Release characteristics of four types of controlled-release fertilizers (Osmocote, Nutricote, Polyon, and Multicote) were studied during a 47-week simulated plant production cycle. The 2.4-L containers containing a low-fertility, acid-based substrate were placed in an unheated greenhouse and subjected to environmental conditions often used for production of azaleas and camellias. Leachate from containers was collected weekly and monitored for pH, electrical conductivity, and concentrations of NH4 + N, NO3 –N, total P and total K. Leachate concentrations of all nutrients were relatively high during the first 10 to 20 weeks of the study, and then gradually decreased during the remaining portion of the experiment. Differences were observed among fertilizer types, with Multicote often resulting in higher concentrations of N, P, and K in leachates compared to the leachates from the other fertilizer types during the first half of the study. Concentrations of NO3 – and P from all fertilizer types were often above permissible levels as cited in the federal Clean Water Act.

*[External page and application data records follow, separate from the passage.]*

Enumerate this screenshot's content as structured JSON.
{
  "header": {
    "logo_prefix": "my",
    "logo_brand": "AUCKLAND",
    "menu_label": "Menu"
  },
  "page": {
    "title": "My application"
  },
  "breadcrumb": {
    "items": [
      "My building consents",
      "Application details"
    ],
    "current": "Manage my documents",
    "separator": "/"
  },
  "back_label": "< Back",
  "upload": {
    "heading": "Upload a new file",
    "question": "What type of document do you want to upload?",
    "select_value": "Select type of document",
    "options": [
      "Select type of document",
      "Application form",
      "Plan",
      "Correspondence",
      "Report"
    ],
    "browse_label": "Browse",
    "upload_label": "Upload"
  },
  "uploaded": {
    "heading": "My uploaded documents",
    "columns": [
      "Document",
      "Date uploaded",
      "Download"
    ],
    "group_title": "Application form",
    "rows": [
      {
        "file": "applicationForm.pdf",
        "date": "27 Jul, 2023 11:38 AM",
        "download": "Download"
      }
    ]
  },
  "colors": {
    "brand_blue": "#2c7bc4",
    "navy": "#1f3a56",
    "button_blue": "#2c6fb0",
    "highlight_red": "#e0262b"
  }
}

Kaitlyn McBride, Richard J. Henny, Jianjun Chen, and Terri A. Mellich
potting, all plants were trimmed to 5.0 to 7.5 cm in height and Nutricote ® Plus (18N–2.6P–6.6K; 140-d formulation) controlled-release fertilizer (Chisso-Asahi Fertilizer Co., Ltd., Tokyo, Japan) was applied to the substrate surface at 2.5, 5.0, or 7.5 g
Jeff Million, Tom Yeager, and Claudia Larsen
before filling with substrate. The top of the wick was 3 cm below the substrate surface and the tail extended 15 cm from the bottom of the container. A resin-coated CRF (Nutricote 17N–3.1P–6.7K, 180 d at 77 °F; Florikan, Sarasota, Fla.) was incorporated
Mohammed Z. Alam, Calvin Chong, Jennifer Llewellyn, and Glen P. Lumis
cm diam. × 21 cm deep) nursery containers filled with a medium consisting of 65% by volume of pine bark:25% peatmoss: 10% compost [Grow-Bark (Ontario) Ltd., Milton, Ontario, Canada]. Nutricote 18-6-8 (18N–6P–8K) T100 CRF with micronutrients (Plants
Tom Yeager and Geri Cashion
Container plant runoff NO3-N levels varied with sampling time and were periodically higher than the 10-ppm federal drinking water standard during 4.5 months following fertilizer application, even though controlled-release fertilizers Nutricote 18N-2.6P-6.6K Osmocote 18N-2.6P-10K, Prokote 20N-1.3P-8.3K, and Woodace 19N-2.6P-10K were used. Leachate collected from containers had a higher NO3-N level than runoff regardless of sampling time. Leachate NO3-N ranged from 278 ppm for Nutricote 3.5 months after application to 6 ppm for Prokote 1 week after application.
Plugs of Leucanthemum × superbum `Becky' (Chrysanthemum `Becky', shasta daisy) were grown in #2 containers using pine bark–peat–sand or vermiculite–peat–sand (40:40:20 by volume). Containers were top dressed with either Osmocote Plus 15N–3.9P–9.9K (15–9–12) or Nutricote Plus (18N–2.6P–6.6K (18–6–8) at five rates (0, 0.5×, 1.0×, 1.5×, and 2.0×) to supply 3.9 g N per container at the recommended level (1.0×). Plants were irrigated twice a week using a cyclic irrigation regime consisting of two irrigation applications. Leachates from these containers were collected and evaluated for nitrate and orthophosphate concentrations. Irrespective of the substrate media, Osmocote Plus exhibited a higher rate of nitrogen release at the beginning of the season than Nutricote Plus. Nitrate nitrogen concentration was at least 2.5 times higher in leachates collected from media amended with Osmocote Plus than those with Nutricote Plus. Higher levels of nitrate were found in leachates collected from vermiculite-based media when compared to those from bark-based ones. Phosphate levels in leachates increased as rate of fertilizer increased and were higher in vermiculite-based media than those collected from bark-based media. Plants fertilized with Osmocote Plus were 1.7-fold greater in dry weight than plants fertilized with Nutricote Plus and were 1.2 times greater in vermiculite-based media than those in bark-based media.